Exercise aim:
Look through the data below, and copy each line that carries the word "content".

***

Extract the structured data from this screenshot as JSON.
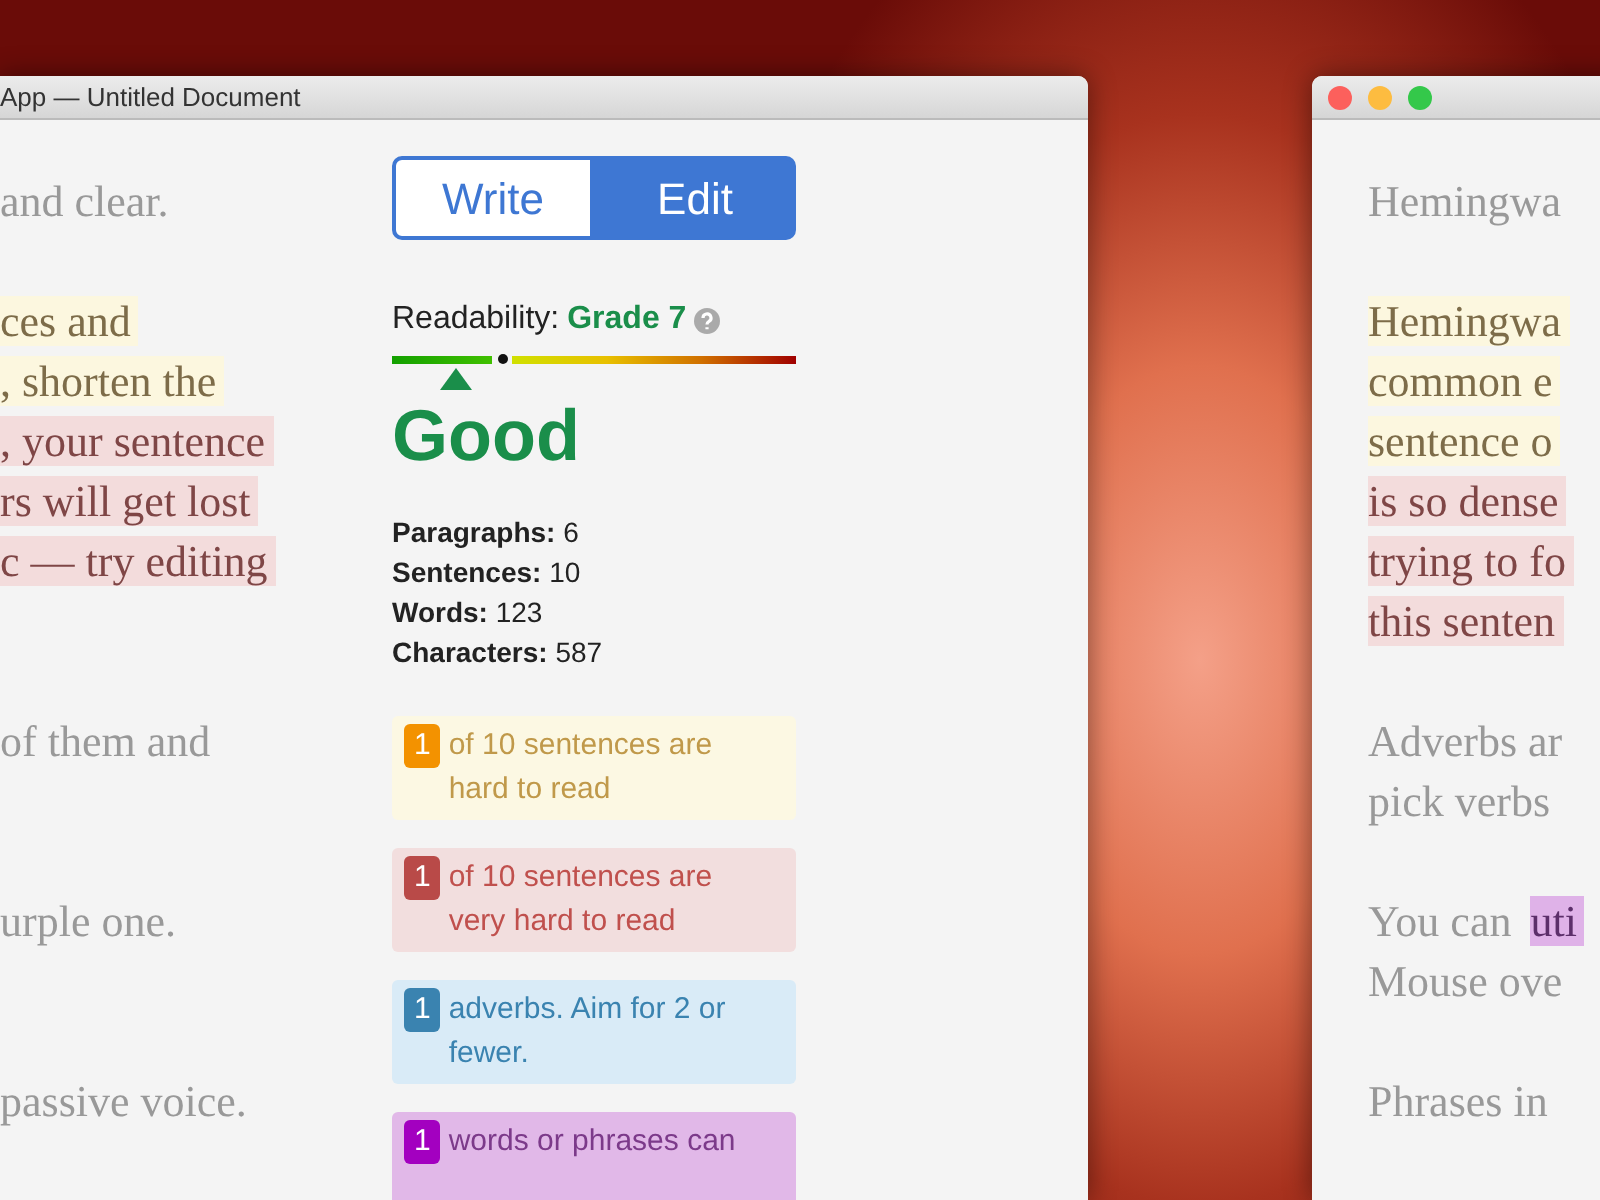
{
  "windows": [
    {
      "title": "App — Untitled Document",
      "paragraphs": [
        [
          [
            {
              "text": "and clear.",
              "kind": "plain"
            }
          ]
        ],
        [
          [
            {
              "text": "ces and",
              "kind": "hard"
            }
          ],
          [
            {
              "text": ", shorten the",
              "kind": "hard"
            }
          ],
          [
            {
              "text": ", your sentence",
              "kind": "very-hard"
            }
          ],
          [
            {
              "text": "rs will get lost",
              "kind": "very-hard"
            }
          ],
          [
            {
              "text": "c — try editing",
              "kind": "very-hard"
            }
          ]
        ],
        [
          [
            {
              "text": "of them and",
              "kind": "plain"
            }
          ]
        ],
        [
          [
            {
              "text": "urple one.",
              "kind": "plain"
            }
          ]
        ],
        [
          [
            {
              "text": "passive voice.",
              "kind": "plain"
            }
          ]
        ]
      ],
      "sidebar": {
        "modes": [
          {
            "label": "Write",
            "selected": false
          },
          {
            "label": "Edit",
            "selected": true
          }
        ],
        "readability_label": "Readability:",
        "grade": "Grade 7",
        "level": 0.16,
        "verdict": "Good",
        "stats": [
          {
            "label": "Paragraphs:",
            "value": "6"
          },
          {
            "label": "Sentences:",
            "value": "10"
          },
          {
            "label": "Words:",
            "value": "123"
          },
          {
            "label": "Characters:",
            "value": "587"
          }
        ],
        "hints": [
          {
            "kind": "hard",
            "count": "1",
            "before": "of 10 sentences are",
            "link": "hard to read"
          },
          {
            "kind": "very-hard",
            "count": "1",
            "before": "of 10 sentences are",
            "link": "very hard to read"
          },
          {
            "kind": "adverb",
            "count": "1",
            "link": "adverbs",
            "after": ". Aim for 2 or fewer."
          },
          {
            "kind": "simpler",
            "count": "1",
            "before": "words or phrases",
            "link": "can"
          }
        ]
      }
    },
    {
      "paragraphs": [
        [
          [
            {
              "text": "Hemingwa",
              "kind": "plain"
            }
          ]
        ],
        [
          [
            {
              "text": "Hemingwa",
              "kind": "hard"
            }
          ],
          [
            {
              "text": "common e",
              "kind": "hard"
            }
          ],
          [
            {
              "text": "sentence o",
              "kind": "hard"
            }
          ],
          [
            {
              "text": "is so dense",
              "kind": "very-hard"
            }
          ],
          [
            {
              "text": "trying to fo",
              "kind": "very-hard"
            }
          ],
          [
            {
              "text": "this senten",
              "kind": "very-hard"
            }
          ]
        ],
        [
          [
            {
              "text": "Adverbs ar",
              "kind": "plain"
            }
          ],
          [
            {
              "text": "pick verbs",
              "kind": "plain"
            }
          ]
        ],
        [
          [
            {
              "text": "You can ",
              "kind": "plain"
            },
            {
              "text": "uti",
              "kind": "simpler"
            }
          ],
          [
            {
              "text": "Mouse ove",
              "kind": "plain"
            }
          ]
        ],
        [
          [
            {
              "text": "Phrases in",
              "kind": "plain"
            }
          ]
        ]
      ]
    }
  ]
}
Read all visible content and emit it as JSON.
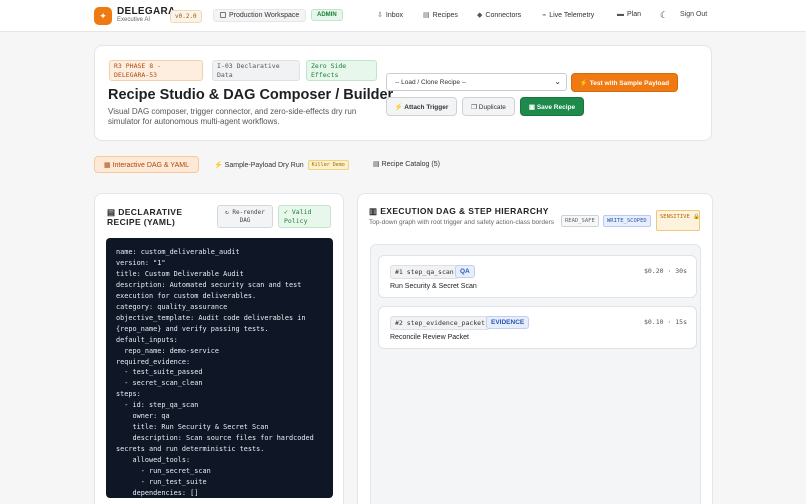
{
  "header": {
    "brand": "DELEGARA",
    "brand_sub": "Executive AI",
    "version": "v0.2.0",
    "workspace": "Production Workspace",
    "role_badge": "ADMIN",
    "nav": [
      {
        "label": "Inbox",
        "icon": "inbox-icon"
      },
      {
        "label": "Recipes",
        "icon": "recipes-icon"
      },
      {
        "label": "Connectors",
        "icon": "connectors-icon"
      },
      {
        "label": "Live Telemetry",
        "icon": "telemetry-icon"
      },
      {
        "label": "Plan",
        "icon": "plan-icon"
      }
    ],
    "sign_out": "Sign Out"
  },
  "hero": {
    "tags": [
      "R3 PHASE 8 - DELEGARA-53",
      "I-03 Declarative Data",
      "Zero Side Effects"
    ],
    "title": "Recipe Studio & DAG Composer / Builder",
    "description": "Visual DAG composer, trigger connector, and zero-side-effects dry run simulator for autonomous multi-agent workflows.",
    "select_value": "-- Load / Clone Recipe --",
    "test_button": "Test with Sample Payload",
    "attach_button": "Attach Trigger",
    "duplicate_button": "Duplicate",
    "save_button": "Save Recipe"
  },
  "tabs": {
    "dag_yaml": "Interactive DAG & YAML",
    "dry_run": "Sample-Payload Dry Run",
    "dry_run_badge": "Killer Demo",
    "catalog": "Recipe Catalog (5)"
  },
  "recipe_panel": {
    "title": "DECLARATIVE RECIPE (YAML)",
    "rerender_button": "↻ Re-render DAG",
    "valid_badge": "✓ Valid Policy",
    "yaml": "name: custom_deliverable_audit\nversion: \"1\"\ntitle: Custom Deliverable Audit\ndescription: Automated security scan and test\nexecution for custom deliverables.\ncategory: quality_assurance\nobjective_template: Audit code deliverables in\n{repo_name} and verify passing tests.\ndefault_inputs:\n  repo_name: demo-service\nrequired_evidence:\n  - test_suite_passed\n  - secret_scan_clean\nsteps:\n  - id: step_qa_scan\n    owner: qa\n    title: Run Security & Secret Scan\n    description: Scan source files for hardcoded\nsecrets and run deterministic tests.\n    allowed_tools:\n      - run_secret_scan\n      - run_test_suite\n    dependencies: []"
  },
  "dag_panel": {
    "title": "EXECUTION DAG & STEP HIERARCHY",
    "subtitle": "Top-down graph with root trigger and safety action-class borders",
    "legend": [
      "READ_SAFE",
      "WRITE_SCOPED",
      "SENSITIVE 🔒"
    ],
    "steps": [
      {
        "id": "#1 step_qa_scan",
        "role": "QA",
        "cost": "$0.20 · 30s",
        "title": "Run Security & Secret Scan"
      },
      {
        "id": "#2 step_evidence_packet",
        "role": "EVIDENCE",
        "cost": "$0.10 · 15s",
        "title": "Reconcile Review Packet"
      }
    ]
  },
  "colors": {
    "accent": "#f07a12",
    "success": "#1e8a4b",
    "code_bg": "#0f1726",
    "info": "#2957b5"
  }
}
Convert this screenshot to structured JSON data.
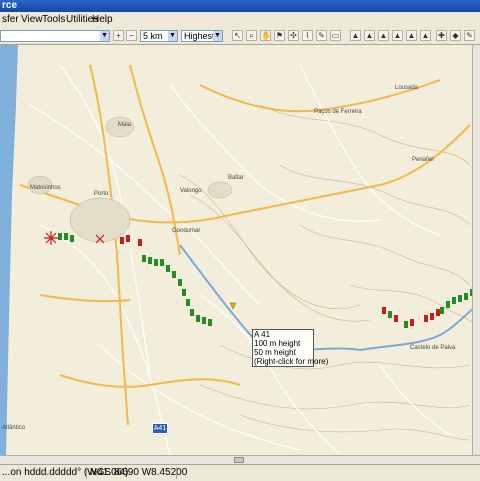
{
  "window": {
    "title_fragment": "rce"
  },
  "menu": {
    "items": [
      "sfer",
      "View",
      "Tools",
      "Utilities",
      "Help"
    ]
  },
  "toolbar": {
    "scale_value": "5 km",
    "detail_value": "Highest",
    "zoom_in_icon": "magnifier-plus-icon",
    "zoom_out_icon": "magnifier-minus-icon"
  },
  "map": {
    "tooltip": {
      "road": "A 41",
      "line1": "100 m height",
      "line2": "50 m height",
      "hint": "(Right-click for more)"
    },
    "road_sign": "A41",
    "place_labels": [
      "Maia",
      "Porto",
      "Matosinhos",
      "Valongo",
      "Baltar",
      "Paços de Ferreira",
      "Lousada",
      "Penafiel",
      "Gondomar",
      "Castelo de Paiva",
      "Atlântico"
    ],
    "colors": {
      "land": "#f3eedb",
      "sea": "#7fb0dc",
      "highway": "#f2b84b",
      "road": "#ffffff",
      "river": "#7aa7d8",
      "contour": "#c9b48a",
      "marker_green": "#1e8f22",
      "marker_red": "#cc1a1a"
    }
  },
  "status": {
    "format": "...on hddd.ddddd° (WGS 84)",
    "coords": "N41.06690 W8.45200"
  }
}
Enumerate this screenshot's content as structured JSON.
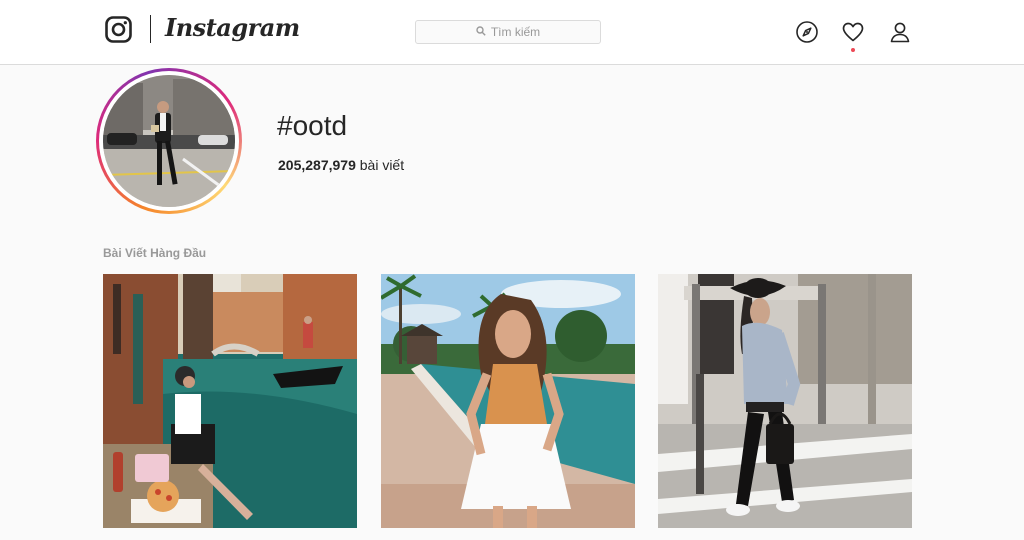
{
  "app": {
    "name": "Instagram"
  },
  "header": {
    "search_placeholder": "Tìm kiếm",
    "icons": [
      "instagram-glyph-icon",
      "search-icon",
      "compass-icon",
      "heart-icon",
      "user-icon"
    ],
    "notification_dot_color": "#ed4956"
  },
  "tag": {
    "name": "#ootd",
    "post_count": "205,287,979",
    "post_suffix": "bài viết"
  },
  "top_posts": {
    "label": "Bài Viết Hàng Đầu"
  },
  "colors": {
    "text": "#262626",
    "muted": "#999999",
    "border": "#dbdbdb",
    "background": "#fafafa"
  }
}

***

Written solution:
Read all visible content and emit it as JSON.
Enumerate this screenshot's content as structured JSON.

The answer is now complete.